▸ Requirement
Your answer should consist of the lines holding "screenshot", copied from the material below.

START Study material

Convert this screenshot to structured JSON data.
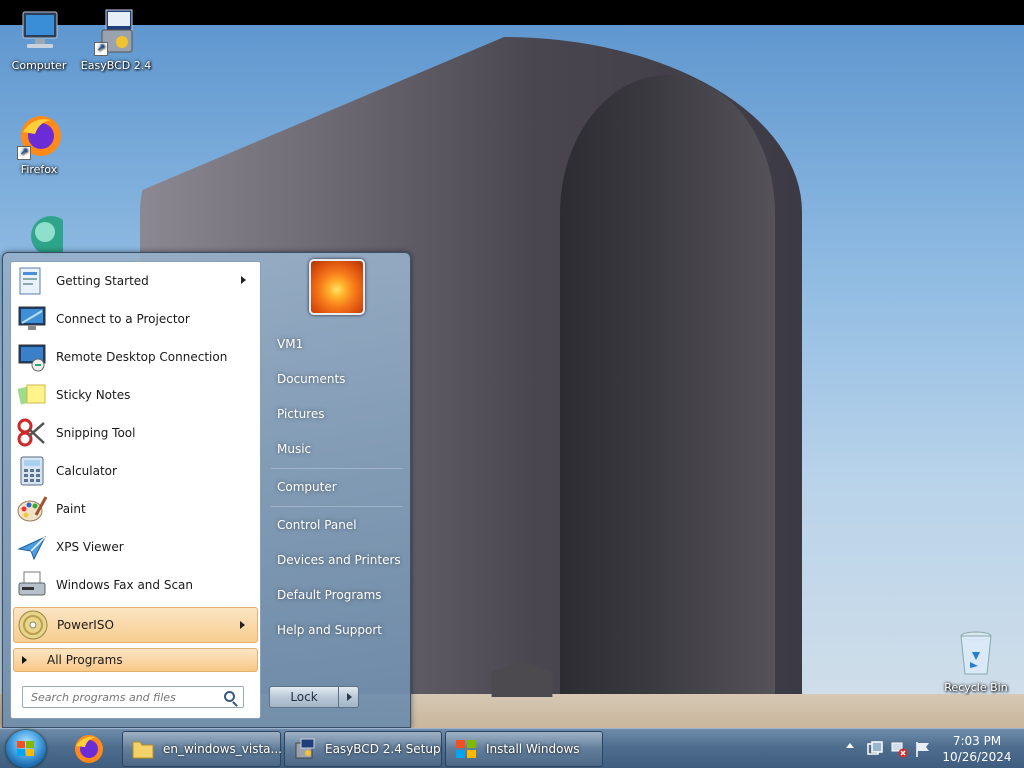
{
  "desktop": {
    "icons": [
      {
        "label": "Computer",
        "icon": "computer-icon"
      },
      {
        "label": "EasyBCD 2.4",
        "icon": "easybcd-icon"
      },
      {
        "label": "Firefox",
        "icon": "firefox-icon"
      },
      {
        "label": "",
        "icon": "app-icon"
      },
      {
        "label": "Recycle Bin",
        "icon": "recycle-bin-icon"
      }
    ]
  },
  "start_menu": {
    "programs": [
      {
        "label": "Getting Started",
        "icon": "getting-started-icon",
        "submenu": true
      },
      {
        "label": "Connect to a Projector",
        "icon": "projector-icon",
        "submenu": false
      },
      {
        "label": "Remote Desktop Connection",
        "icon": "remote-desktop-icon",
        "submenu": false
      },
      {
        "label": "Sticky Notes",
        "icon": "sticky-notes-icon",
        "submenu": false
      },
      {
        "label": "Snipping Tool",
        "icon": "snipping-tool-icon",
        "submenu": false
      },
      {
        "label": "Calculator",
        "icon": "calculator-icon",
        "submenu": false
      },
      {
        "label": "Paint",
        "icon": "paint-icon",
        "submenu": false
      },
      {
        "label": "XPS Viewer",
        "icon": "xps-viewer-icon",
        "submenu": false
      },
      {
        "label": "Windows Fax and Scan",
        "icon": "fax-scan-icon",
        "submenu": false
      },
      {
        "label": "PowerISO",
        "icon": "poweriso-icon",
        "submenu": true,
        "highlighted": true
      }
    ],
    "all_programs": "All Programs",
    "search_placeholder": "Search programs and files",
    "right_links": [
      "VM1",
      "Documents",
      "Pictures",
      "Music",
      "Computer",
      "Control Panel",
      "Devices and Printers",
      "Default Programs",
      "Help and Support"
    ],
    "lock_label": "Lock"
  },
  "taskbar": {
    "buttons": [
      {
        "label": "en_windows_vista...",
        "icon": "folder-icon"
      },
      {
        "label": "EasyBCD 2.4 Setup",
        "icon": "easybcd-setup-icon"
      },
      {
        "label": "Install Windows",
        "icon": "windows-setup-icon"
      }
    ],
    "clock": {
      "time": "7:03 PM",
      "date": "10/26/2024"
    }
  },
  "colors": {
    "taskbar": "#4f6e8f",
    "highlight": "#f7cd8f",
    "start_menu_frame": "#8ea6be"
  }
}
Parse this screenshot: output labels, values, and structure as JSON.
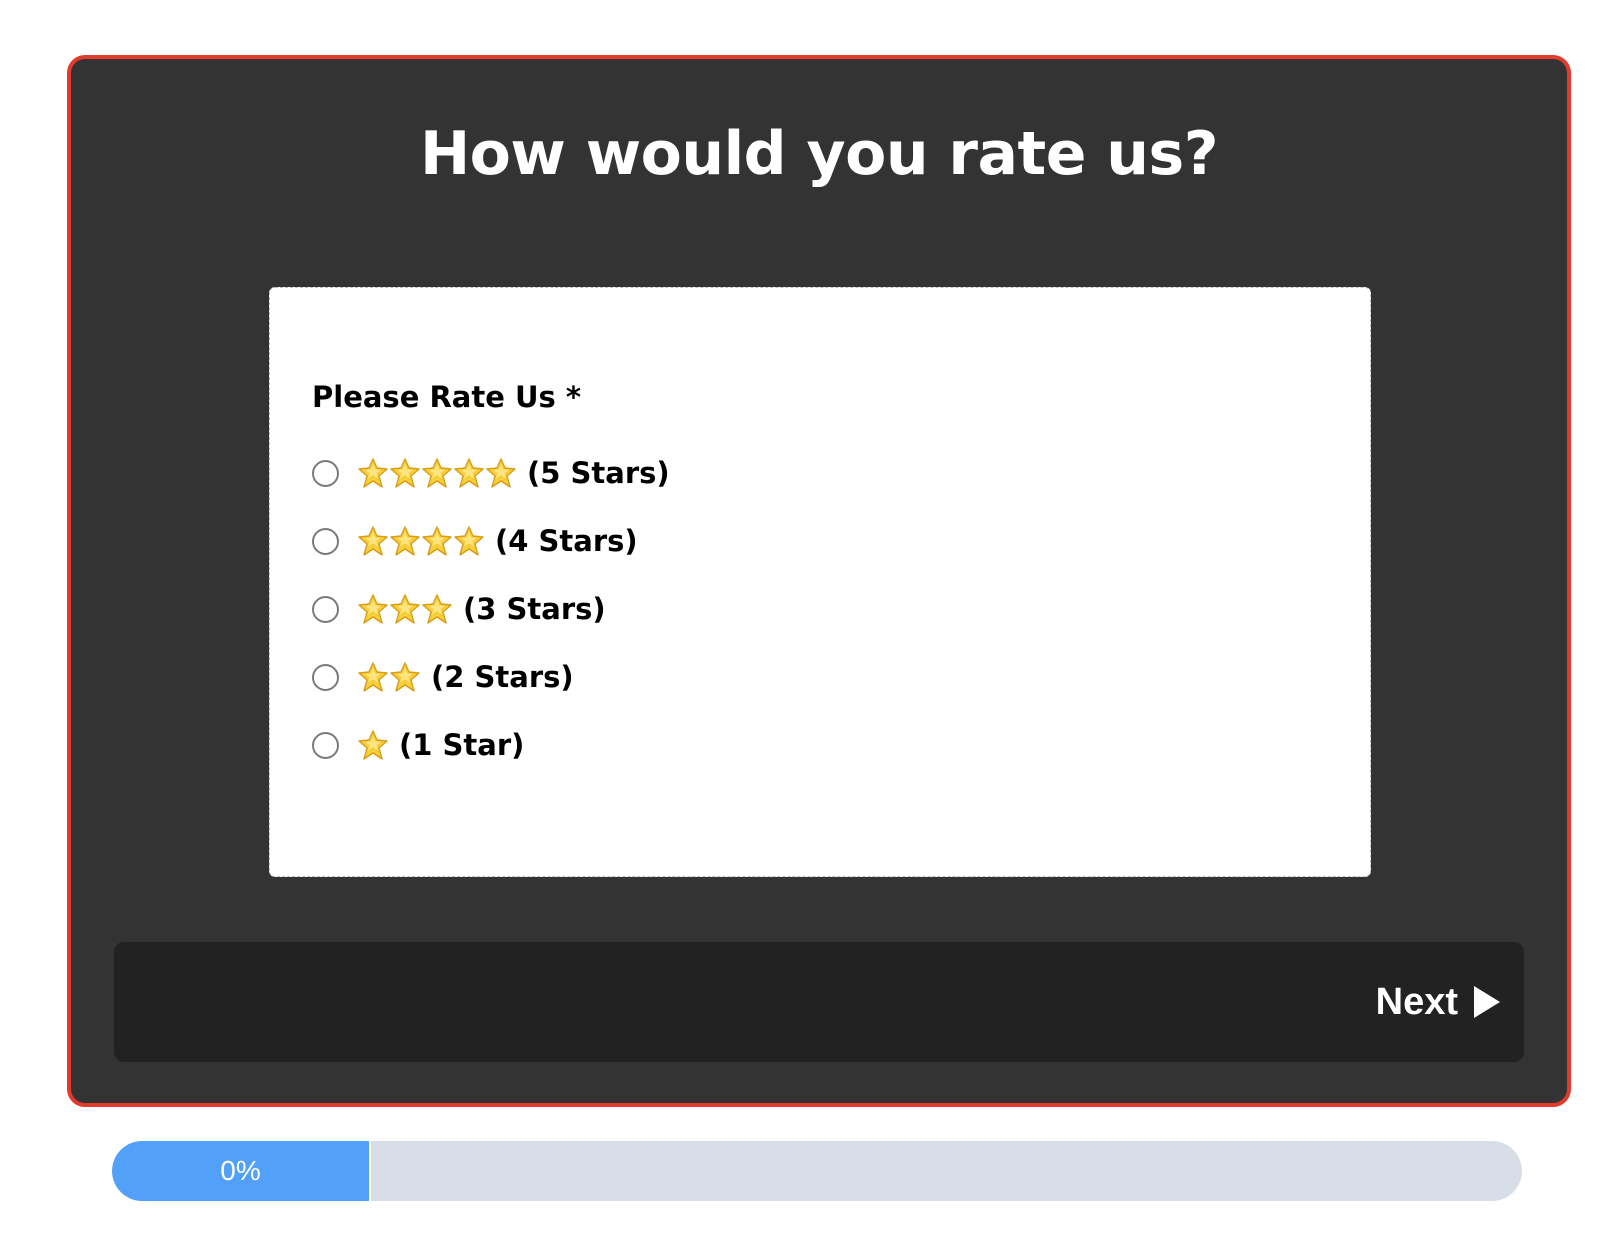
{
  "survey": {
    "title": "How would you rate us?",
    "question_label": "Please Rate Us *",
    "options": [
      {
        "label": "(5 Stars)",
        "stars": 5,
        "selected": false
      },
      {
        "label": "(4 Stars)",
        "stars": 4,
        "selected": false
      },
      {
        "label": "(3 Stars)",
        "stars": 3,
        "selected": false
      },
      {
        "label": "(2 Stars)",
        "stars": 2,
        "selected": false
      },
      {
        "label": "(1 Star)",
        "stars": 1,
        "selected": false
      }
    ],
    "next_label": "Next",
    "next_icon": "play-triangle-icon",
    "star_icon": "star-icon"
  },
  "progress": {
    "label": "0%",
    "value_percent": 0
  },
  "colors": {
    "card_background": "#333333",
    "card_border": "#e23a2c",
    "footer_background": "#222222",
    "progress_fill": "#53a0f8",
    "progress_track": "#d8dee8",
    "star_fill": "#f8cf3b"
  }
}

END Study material
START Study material

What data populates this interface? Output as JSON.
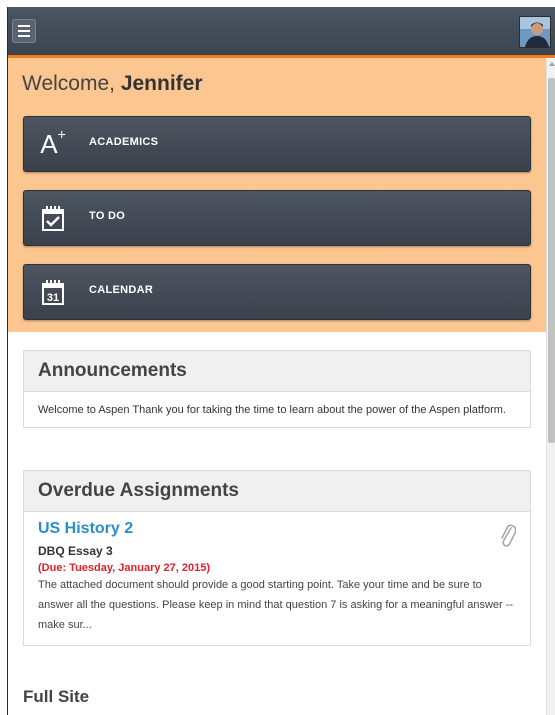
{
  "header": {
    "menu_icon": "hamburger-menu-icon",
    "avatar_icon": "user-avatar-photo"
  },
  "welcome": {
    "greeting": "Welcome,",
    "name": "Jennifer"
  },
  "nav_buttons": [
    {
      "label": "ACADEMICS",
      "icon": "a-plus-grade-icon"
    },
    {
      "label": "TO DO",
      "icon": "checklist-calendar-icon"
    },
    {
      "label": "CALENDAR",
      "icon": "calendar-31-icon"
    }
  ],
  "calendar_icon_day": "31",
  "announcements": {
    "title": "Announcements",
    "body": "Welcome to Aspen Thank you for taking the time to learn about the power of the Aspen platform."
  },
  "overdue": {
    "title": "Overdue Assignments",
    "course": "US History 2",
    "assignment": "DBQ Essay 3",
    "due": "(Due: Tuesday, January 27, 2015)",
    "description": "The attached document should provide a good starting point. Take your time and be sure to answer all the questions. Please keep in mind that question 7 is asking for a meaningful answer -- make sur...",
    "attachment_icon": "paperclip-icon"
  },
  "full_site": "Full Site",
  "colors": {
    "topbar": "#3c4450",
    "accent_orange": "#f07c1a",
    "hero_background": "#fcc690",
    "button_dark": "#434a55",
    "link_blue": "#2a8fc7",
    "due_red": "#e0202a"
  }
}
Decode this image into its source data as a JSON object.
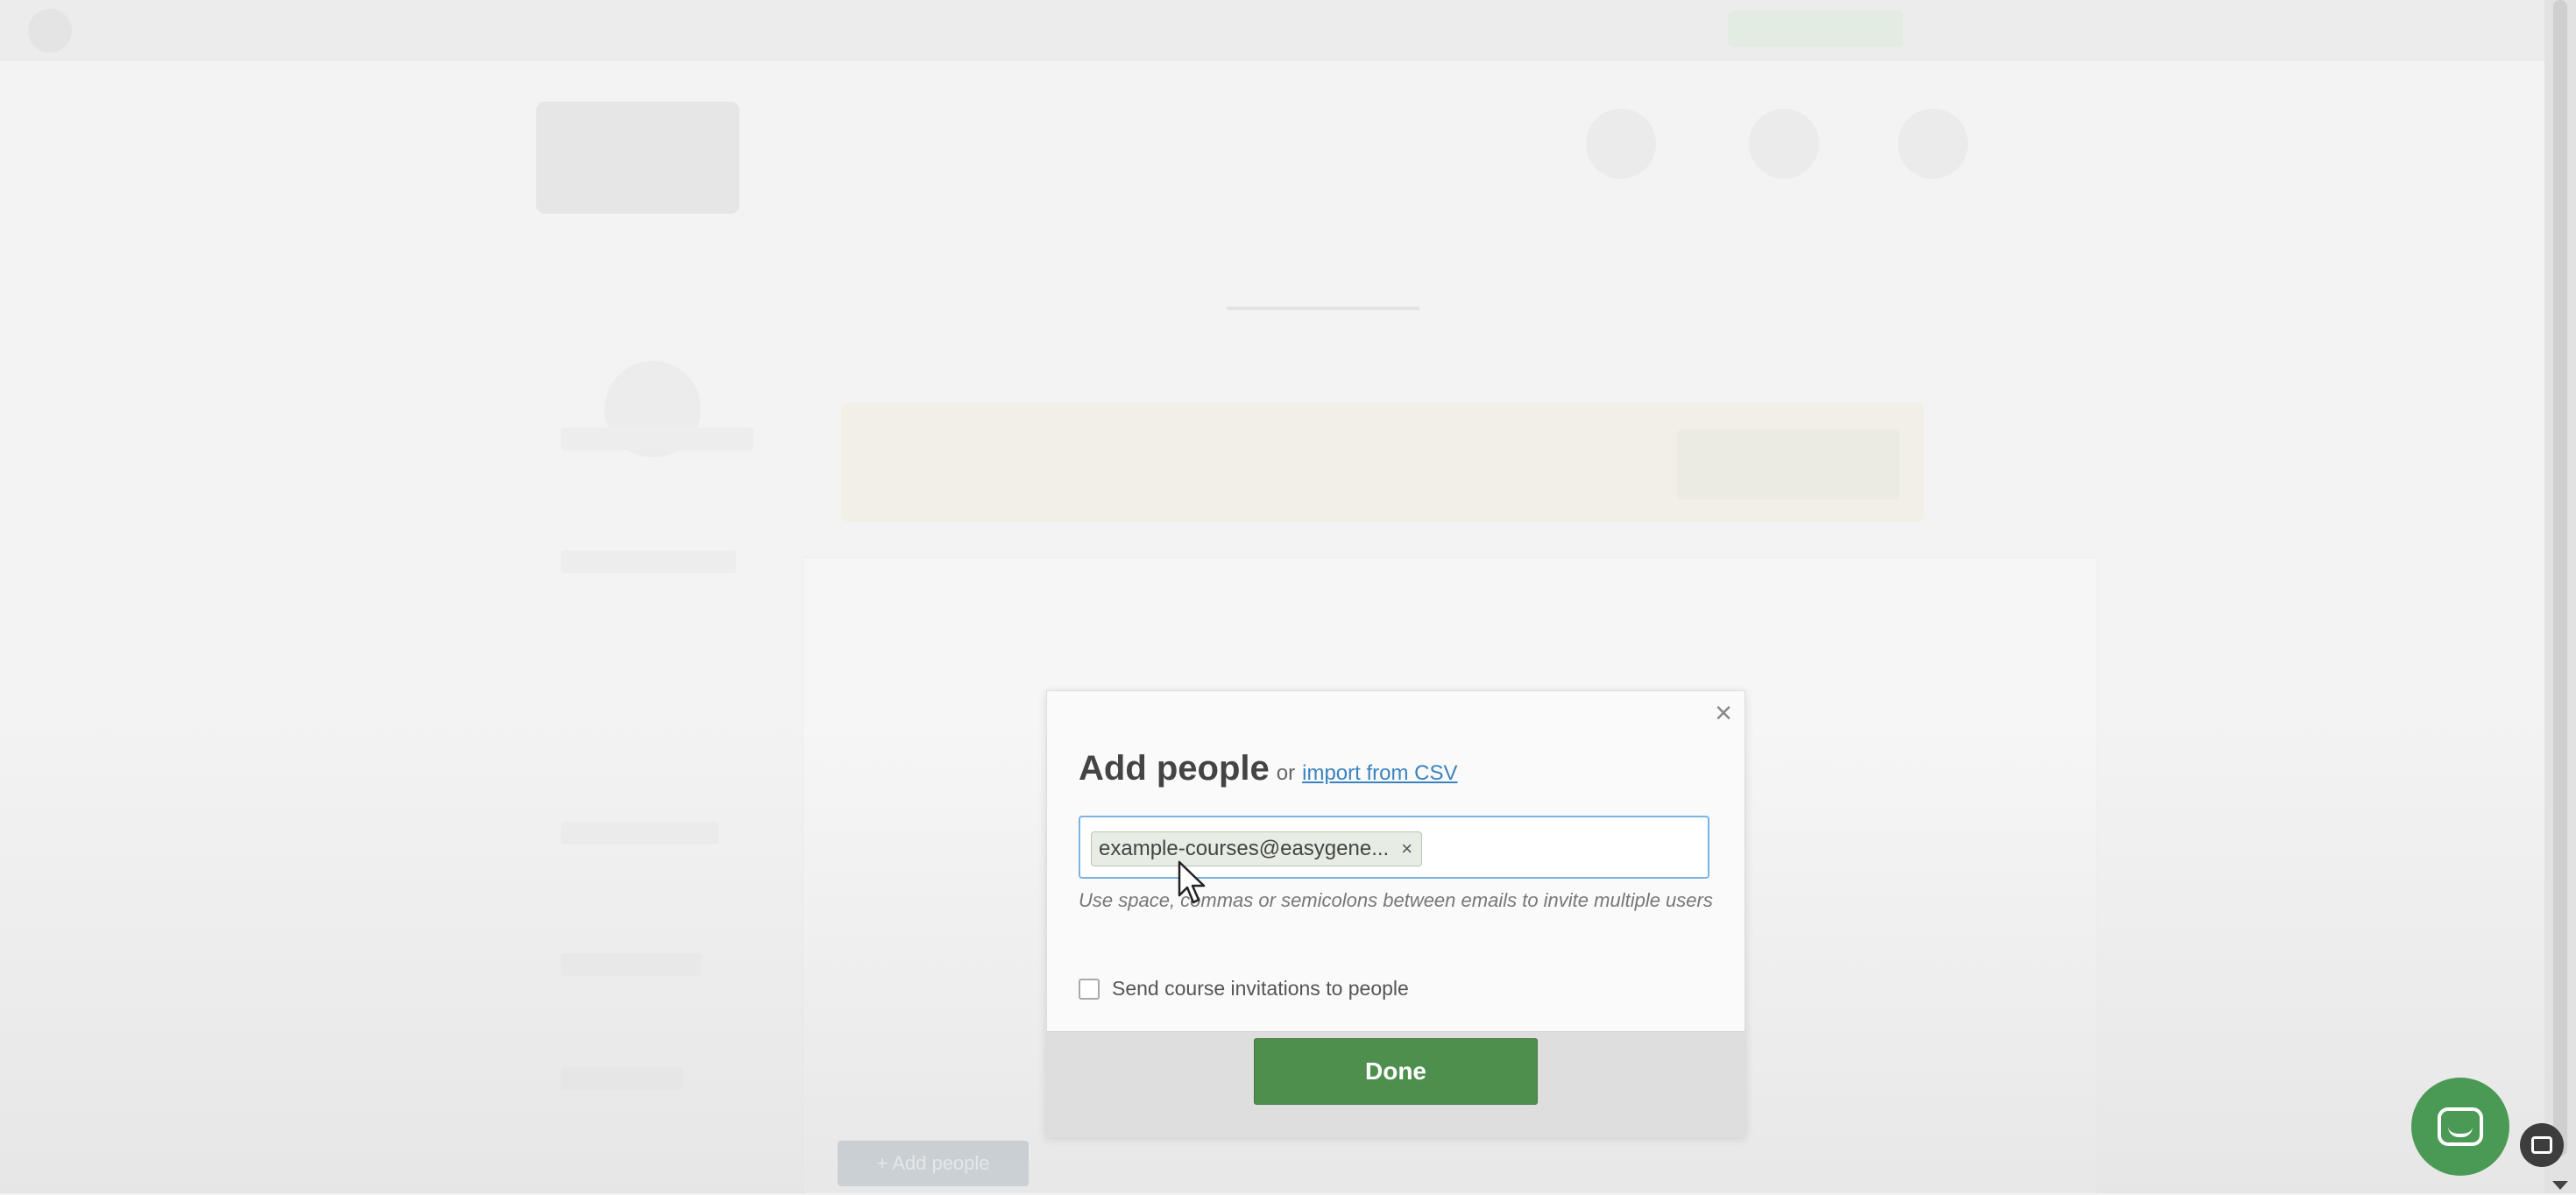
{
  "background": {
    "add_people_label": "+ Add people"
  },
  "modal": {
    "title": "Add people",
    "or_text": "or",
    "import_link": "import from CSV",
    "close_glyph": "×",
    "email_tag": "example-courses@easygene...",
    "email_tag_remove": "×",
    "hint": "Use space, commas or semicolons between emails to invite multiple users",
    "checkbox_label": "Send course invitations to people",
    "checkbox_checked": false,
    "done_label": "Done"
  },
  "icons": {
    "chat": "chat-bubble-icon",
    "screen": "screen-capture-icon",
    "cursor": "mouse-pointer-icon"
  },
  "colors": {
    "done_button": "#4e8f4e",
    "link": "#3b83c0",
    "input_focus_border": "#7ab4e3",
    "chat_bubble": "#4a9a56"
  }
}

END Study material

▸ Exercise answer
Convert this screenshot to structured JSON data.
Parse this screenshot: output labels, values, and structure as JSON.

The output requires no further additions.